Acquiescing to a long-pending request from Air India to allow it to use a common pool of pilots for different types of aircraft, aviation regulator DGCA has allowed a small group of its crews in the cockpit to swap between Boeing 777 and 787 aircraft on a trial basis to allow the airline to make the most of its crew at a time when it is looking at a widening pilot shortage. | Photo Credit: B. Jothi Ramalingam
Agreeing to a long-pending request from Air India to allow it to use a common pool of pilots for different types of aircraft, the Directorate General of Civil Aviation (DGCA) has allowed a small group of crew its cockpit to swap between Boeing 777 and 787 aircraft on a trial basis to enable the airline to use its crew efficiently during a widening pilot shortage.
However, the pilot fraternity and safety experts have emphasized the need to exercise extreme caution while allowing flexibility in crew use, and calling for strict, third-party oversight of the exercise.
In a letter to Air India on March 3, aviation regulator DGCA authorized mixed fleet trial operations, identifying eight pilot examiners (those who certify other pilots) to be part of phase 1 of the trial. Pilots, some of whom fly Boeing 777s and others Boeing 787s, will undergo ground and simulator training for the change from one type to another. Subsequently, they will be able to fly at least 150 hours in the new type, including at least 10 landings.
“This exercise will enable us to collect empirical data and decide on the future course of action on test scaling up,” said a senior DGCA official on condition of anonymity. The official added that 16 countries around the world allow the exchange of pilots, but they also do so in a phased manner. “The need has been there for a long time, but such a decision involves extensive due diligence so it takes time,” the official added.
In an internal message to Air India employees, the airline’s CEO Campbell Wilson welcomed the decision as it will allow “captains in both fleets to operate either type, broadening their experience, professional development, diversity and scope of operation, as well as according to the company more. stability and flexibility.” He said the decision will make Air India the first and only airline in India to have this approval.

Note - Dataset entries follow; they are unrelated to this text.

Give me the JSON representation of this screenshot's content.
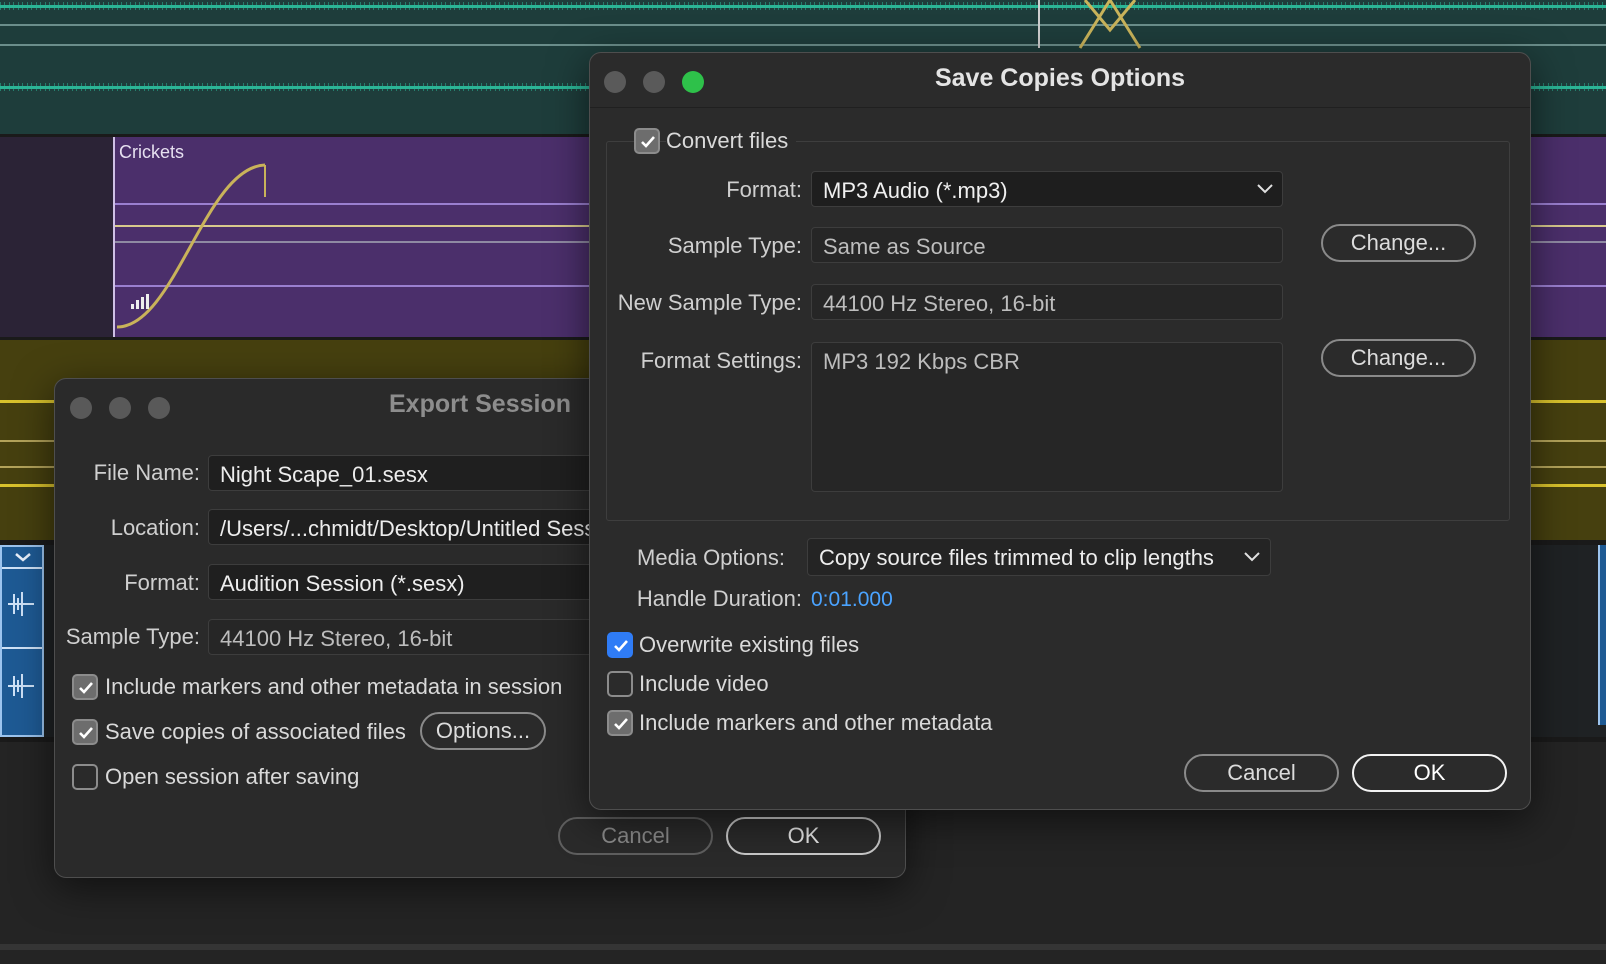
{
  "background": {
    "clip_name": "Crickets"
  },
  "export_session": {
    "title": "Export Session",
    "file_name_label": "File Name:",
    "file_name_value": "Night Scape_01.sesx",
    "location_label": "Location:",
    "location_value": "/Users/...chmidt/Desktop/Untitled Sess",
    "format_label": "Format:",
    "format_value": "Audition Session (*.sesx)",
    "sample_type_label": "Sample Type:",
    "sample_type_value": "44100 Hz Stereo, 16-bit",
    "include_markers_label": "Include markers and other metadata in session",
    "include_markers_checked": true,
    "save_copies_label": "Save copies of associated files",
    "save_copies_checked": true,
    "options_button": "Options...",
    "open_after_label": "Open session after saving",
    "open_after_checked": false,
    "cancel_button": "Cancel",
    "ok_button": "OK"
  },
  "save_copies": {
    "title": "Save Copies Options",
    "convert_files_label": "Convert files",
    "convert_files_checked": true,
    "format_label": "Format:",
    "format_value": "MP3 Audio (*.mp3)",
    "sample_type_label": "Sample Type:",
    "sample_type_value": "Same as Source",
    "change_button_1": "Change...",
    "new_sample_type_label": "New Sample Type:",
    "new_sample_type_value": "44100 Hz Stereo, 16-bit",
    "format_settings_label": "Format Settings:",
    "format_settings_value": "MP3 192 Kbps CBR",
    "change_button_2": "Change...",
    "media_options_label": "Media Options:",
    "media_options_value": "Copy source files trimmed to clip lengths",
    "handle_duration_label": "Handle Duration:",
    "handle_duration_value": "0:01.000",
    "overwrite_label": "Overwrite existing files",
    "overwrite_checked": true,
    "include_video_label": "Include video",
    "include_video_checked": false,
    "include_markers_label": "Include markers and other metadata",
    "include_markers_checked": true,
    "cancel_button": "Cancel",
    "ok_button": "OK"
  },
  "colors": {
    "accent_blue": "#2f7cf6",
    "link_blue": "#4aa3ff",
    "traffic_green": "#2ec14a"
  }
}
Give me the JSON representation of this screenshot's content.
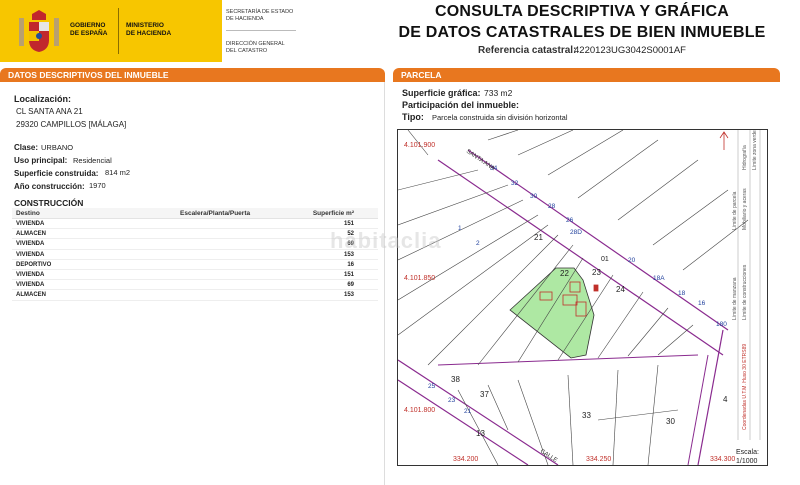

Last month, Air India announced an order of 470 aircraft from Airbus and Boeing, which includes 20 Boeing 787s and 10 Boeing 777-9s. This means the airline now needs “7,000-8,000” pilots over the next 10 years in what some inside the airline described as a “nightmare” situation as the airline has seen several cancellations long-haul flights to the US due to current crew shortages. . The airline’s CEO acknowledged this and said efforts to restore the aircraft’s damage led to a mismatch.
Caution is required
Mohan Ranganathan, aviation safety expert and former Boeing 737 instructor pilot, called for the need for caution. “The commercial interests of the airline should not drive regulatory decisions,” he said The Hindu.
On October 12, 1976, Captain KD Gupta, who was then Operations Manager at Indian Airlines in Mumbai, flew a Boeing 737 from Delhi to Mumbai and after spending the rest of the day at the end of his office work had to go in to fly a Caravelle flight to Chennai due to crew unavailability. On take-off, there was an engine fire and he couldn’t shut off the fuel supply because on a Caravelle plane, the pilot pulls down the switch to shut it off, but on a Boeing plane, it’s the other way around.
“The last sentence recorded on the cockpit voice recorder was, ‘I am very tired’,” recounted Captain Ranganathan. All aboard the Caravelle plane died.
“When a pilot is tired, he will go back to old habits or remember the steps to operate the old engine he was used to,” he explained. “Therefore, if this is being done to meet the shortage of crew, the DGCA should ensure that there is an independent audit. Let us not forget that many examiners in Air India were appointed not based on ability, but because of their connections.”
Although the Boeing 787 and 777 are aircraft of the same manufacturer, they have different cockpit instruments.